> _Work to be completed_
Each record that follows goes into your reply unchanged; the pictures do not.

> _Dataset records_
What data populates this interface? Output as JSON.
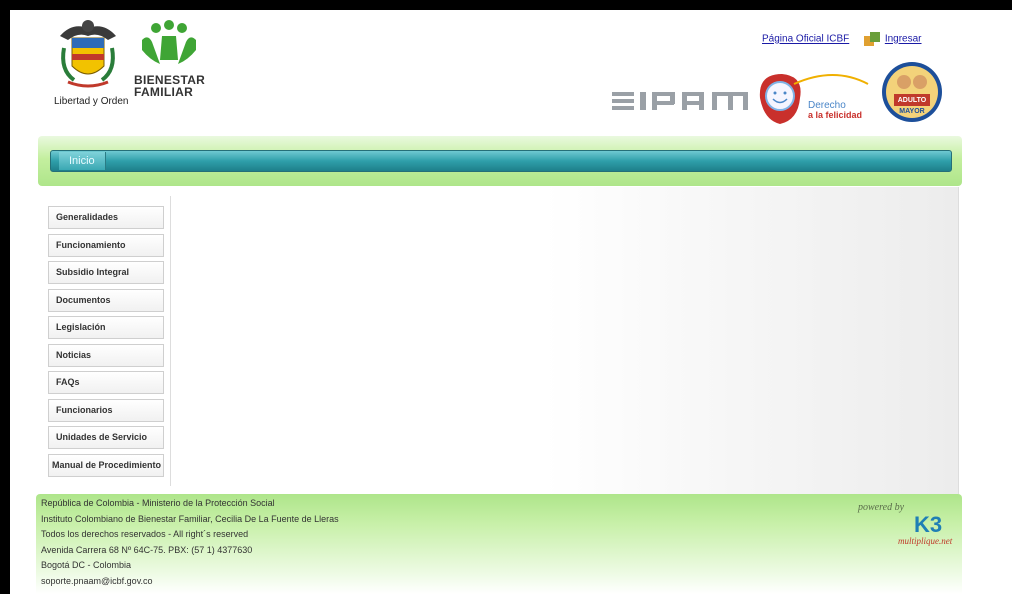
{
  "header": {
    "coat_caption": "Libertad y Orden",
    "icbf_line1": "BIENESTAR",
    "icbf_line2": "FAMILIAR",
    "link_official": "Página Oficial ICBF",
    "link_login": "Ingresar",
    "sipam_text": "SIPAM",
    "derecho_line1": "Derecho",
    "derecho_line2": "a la felicidad",
    "adulto_line1": "ADULTO",
    "adulto_line2": "MAYOR"
  },
  "nav": {
    "tabs": [
      {
        "label": "Inicio"
      }
    ]
  },
  "sidebar": {
    "items": [
      {
        "label": "Generalidades"
      },
      {
        "label": "Funcionamiento"
      },
      {
        "label": "Subsidio Integral"
      },
      {
        "label": "Documentos"
      },
      {
        "label": "Legislación"
      },
      {
        "label": "Noticias"
      },
      {
        "label": "FAQs"
      },
      {
        "label": "Funcionarios"
      },
      {
        "label": "Unidades de Servicio"
      },
      {
        "label": "Manual de Procedimiento"
      }
    ]
  },
  "footer": {
    "lines": [
      "República de Colombia - Ministerio de la Protección Social",
      "Instituto Colombiano de Bienestar Familiar, Cecilia De La Fuente de Lleras",
      "Todos los derechos reservados - All right´s reserved",
      "Avenida Carrera 68 Nº 64C-75. PBX: (57 1) 4377630",
      "Bogotá DC - Colombia",
      "soporte.pnaam@icbf.gov.co"
    ],
    "powered_by": "powered by",
    "brand": "K3",
    "brand_tagline": "multiplique.net"
  },
  "colors": {
    "nav_teal": "#2f9faa",
    "nav_green": "#aee58a",
    "link_blue": "#1a1aa6"
  },
  "icons": [
    "coat-of-arms-icon",
    "icbf-family-icon",
    "ingresar-icon",
    "sipam-logo",
    "derecho-felicidad-logo",
    "adulto-mayor-seal"
  ]
}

> _Answer space_
What data populates this interface? Output as JSON.
{
  "header": {
    "coat_caption": "Libertad y Orden",
    "icbf_line1": "BIENESTAR",
    "icbf_line2": "FAMILIAR",
    "link_official": "Página Oficial ICBF",
    "link_login": "Ingresar",
    "sipam_text": "SIPAM",
    "derecho_line1": "Derecho",
    "derecho_line2": "a la felicidad",
    "adulto_line1": "ADULTO",
    "adulto_line2": "MAYOR"
  },
  "nav": {
    "tabs": [
      {
        "label": "Inicio"
      }
    ]
  },
  "sidebar": {
    "items": [
      {
        "label": "Generalidades"
      },
      {
        "label": "Funcionamiento"
      },
      {
        "label": "Subsidio Integral"
      },
      {
        "label": "Documentos"
      },
      {
        "label": "Legislación"
      },
      {
        "label": "Noticias"
      },
      {
        "label": "FAQs"
      },
      {
        "label": "Funcionarios"
      },
      {
        "label": "Unidades de Servicio"
      },
      {
        "label": "Manual de Procedimiento"
      }
    ]
  },
  "footer": {
    "lines": [
      "República de Colombia - Ministerio de la Protección Social",
      "Instituto Colombiano de Bienestar Familiar, Cecilia De La Fuente de Lleras",
      "Todos los derechos reservados - All right´s reserved",
      "Avenida Carrera 68 Nº 64C-75. PBX: (57 1) 4377630",
      "Bogotá DC - Colombia",
      "soporte.pnaam@icbf.gov.co"
    ],
    "powered_by": "powered by",
    "brand": "K3",
    "brand_tagline": "multiplique.net"
  },
  "colors": {
    "nav_teal": "#2f9faa",
    "nav_green": "#aee58a",
    "link_blue": "#1a1aa6"
  },
  "icons": [
    "coat-of-arms-icon",
    "icbf-family-icon",
    "ingresar-icon",
    "sipam-logo",
    "derecho-felicidad-logo",
    "adulto-mayor-seal"
  ]
}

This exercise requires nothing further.